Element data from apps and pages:
# # # # #

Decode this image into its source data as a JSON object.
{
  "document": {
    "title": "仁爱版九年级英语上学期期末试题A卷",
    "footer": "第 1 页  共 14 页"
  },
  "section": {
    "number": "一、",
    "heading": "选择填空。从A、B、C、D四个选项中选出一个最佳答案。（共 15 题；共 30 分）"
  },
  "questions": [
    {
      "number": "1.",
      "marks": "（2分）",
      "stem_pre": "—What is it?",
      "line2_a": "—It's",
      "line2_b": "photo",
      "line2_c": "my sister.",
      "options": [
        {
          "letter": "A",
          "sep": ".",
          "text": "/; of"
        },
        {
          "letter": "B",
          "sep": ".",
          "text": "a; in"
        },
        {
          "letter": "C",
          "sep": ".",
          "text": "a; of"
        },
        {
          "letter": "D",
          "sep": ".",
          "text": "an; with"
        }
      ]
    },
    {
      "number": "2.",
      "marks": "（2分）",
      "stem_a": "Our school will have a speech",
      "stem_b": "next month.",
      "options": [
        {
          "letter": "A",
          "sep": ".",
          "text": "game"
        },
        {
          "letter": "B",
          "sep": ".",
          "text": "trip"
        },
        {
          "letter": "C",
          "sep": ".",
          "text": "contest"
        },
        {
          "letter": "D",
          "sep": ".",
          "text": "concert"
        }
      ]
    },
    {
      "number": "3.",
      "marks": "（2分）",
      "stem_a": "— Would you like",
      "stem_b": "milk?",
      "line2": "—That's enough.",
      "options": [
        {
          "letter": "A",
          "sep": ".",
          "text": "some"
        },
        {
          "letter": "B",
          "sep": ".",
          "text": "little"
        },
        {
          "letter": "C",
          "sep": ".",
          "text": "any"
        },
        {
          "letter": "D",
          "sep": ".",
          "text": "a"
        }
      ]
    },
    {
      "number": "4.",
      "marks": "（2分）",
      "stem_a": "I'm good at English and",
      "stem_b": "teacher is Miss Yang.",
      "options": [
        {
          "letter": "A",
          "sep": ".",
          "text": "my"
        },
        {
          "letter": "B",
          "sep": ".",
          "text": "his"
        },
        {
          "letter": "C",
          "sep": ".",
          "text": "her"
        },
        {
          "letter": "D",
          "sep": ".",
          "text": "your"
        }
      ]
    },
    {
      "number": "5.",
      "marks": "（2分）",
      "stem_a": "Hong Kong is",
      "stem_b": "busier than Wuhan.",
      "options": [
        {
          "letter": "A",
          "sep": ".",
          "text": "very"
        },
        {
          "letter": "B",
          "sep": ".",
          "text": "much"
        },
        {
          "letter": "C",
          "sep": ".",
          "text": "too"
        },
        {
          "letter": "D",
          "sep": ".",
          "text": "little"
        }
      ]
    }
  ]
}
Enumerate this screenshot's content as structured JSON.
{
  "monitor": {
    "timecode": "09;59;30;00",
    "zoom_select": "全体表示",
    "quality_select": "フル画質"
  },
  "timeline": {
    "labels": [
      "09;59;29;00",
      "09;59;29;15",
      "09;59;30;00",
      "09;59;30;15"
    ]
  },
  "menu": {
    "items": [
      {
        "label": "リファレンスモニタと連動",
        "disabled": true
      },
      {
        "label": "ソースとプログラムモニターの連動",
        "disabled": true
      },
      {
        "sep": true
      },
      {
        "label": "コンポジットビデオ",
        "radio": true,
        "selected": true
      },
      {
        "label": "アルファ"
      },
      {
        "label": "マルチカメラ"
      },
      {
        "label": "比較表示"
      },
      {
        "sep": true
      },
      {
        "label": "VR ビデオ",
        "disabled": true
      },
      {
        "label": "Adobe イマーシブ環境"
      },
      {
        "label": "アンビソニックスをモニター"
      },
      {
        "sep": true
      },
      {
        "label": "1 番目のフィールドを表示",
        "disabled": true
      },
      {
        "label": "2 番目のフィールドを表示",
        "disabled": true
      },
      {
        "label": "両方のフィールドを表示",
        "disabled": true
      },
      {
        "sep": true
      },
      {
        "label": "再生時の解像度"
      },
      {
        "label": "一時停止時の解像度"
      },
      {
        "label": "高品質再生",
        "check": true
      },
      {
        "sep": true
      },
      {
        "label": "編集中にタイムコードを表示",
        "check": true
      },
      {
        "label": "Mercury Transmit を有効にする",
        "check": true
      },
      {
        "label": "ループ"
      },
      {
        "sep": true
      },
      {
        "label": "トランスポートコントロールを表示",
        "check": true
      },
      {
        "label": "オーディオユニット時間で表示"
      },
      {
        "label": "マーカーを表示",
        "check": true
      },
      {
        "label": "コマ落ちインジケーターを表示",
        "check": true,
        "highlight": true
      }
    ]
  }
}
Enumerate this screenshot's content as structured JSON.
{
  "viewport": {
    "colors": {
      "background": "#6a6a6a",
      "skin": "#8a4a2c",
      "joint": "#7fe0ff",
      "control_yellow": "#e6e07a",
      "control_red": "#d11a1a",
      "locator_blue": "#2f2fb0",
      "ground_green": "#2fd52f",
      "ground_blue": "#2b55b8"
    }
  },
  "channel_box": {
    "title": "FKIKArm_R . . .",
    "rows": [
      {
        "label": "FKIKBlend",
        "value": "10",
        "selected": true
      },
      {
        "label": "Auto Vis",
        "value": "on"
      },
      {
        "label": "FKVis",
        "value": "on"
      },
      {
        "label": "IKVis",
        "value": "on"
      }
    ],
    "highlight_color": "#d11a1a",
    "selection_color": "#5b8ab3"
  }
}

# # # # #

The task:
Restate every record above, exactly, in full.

Solution for this task:
Decode this image into its source data as a JSON object.
{
  "document": {
    "title": "仁爱版九年级英语上学期期末试题A卷",
    "footer": "第 1 页  共 14 页"
  },
  "section": {
    "number": "一、",
    "heading": "选择填空。从A、B、C、D四个选项中选出一个最佳答案。（共 15 题；共 30 分）"
  },
  "questions": [
    {
      "number": "1.",
      "marks": "（2分）",
      "stem_pre": "—What is it?",
      "line2_a": "—It's",
      "line2_b": "photo",
      "line2_c": "my sister.",
      "options": [
        {
          "letter": "A",
          "sep": ".",
          "text": "/; of"
        },
        {
          "letter": "B",
          "sep": ".",
          "text": "a; in"
        },
        {
          "letter": "C",
          "sep": ".",
          "text": "a; of"
        },
        {
          "letter": "D",
          "sep": ".",
          "text": "an; with"
        }
      ]
    },
    {
      "number": "2.",
      "marks": "（2分）",
      "stem_a": "Our school will have a speech",
      "stem_b": "next month.",
      "options": [
        {
          "letter": "A",
          "sep": ".",
          "text": "game"
        },
        {
          "letter": "B",
          "sep": ".",
          "text": "trip"
        },
        {
          "letter": "C",
          "sep": ".",
          "text": "contest"
        },
        {
          "letter": "D",
          "sep": ".",
          "text": "concert"
        }
      ]
    },
    {
      "number": "3.",
      "marks": "（2分）",
      "stem_a": "— Would you like",
      "stem_b": "milk?",
      "line2": "—That's enough.",
      "options": [
        {
          "letter": "A",
          "sep": ".",
          "text": "some"
        },
        {
          "letter": "B",
          "sep": ".",
          "text": "little"
        },
        {
          "letter": "C",
          "sep": ".",
          "text": "any"
        },
        {
          "letter": "D",
          "sep": ".",
          "text": "a"
        }
      ]
    },
    {
      "number": "4.",
      "marks": "（2分）",
      "stem_a": "I'm good at English and",
      "stem_b": "teacher is Miss Yang.",
      "options": [
        {
          "letter": "A",
          "sep": ".",
          "text": "my"
        },
        {
          "letter": "B",
          "sep": ".",
          "text": "his"
        },
        {
          "letter": "C",
          "sep": ".",
          "text": "her"
        },
        {
          "letter": "D",
          "sep": ".",
          "text": "your"
        }
      ]
    },
    {
      "number": "5.",
      "marks": "（2分）",
      "stem_a": "Hong Kong is",
      "stem_b": "busier than Wuhan.",
      "options": [
        {
          "letter": "A",
          "sep": ".",
          "text": "very"
        },
        {
          "letter": "B",
          "sep": ".",
          "text": "much"
        },
        {
          "letter": "C",
          "sep": ".",
          "text": "too"
        },
        {
          "letter": "D",
          "sep": ".",
          "text": "little"
        }
      ]
    }
  ]
}
Enumerate this screenshot's content as structured JSON.
{
  "monitor": {
    "timecode": "09;59;30;00",
    "zoom_select": "全体表示",
    "quality_select": "フル画質"
  },
  "timeline": {
    "labels": [
      "09;59;29;00",
      "09;59;29;15",
      "09;59;30;00",
      "09;59;30;15"
    ]
  },
  "menu": {
    "items": [
      {
        "label": "リファレンスモニタと連動",
        "disabled": true
      },
      {
        "label": "ソースとプログラムモニターの連動",
        "disabled": true
      },
      {
        "sep": true
      },
      {
        "label": "コンポジットビデオ",
        "radio": true,
        "selected": true
      },
      {
        "label": "アルファ"
      },
      {
        "label": "マルチカメラ"
      },
      {
        "label": "比較表示"
      },
      {
        "sep": true
      },
      {
        "label": "VR ビデオ",
        "disabled": true
      },
      {
        "label": "Adobe イマーシブ環境"
      },
      {
        "label": "アンビソニックスをモニター"
      },
      {
        "sep": true
      },
      {
        "label": "1 番目のフィールドを表示",
        "disabled": true
      },
      {
        "label": "2 番目のフィールドを表示",
        "disabled": true
      },
      {
        "label": "両方のフィールドを表示",
        "disabled": true
      },
      {
        "sep": true
      },
      {
        "label": "再生時の解像度"
      },
      {
        "label": "一時停止時の解像度"
      },
      {
        "label": "高品質再生",
        "check": true
      },
      {
        "sep": true
      },
      {
        "label": "編集中にタイムコードを表示",
        "check": true
      },
      {
        "label": "Mercury Transmit を有効にする",
        "check": true
      },
      {
        "label": "ループ"
      },
      {
        "sep": true
      },
      {
        "label": "トランスポートコントロールを表示",
        "check": true
      },
      {
        "label": "オーディオユニット時間で表示"
      },
      {
        "label": "マーカーを表示",
        "check": true
      },
      {
        "label": "コマ落ちインジケーターを表示",
        "check": true,
        "highlight": true
      }
    ]
  }
}
Enumerate this screenshot's content as structured JSON.
{
  "viewport": {
    "colors": {
      "background": "#6a6a6a",
      "skin": "#8a4a2c",
      "joint": "#7fe0ff",
      "control_yellow": "#e6e07a",
      "control_red": "#d11a1a",
      "locator_blue": "#2f2fb0",
      "ground_green": "#2fd52f",
      "ground_blue": "#2b55b8"
    }
  },
  "channel_box": {
    "title": "FKIKArm_R . . .",
    "rows": [
      {
        "label": "FKIKBlend",
        "value": "10",
        "selected": true
      },
      {
        "label": "Auto Vis",
        "value": "on"
      },
      {
        "label": "FKVis",
        "value": "on"
      },
      {
        "label": "IKVis",
        "value": "on"
      }
    ],
    "highlight_color": "#d11a1a",
    "selection_color": "#5b8ab3"
  }
}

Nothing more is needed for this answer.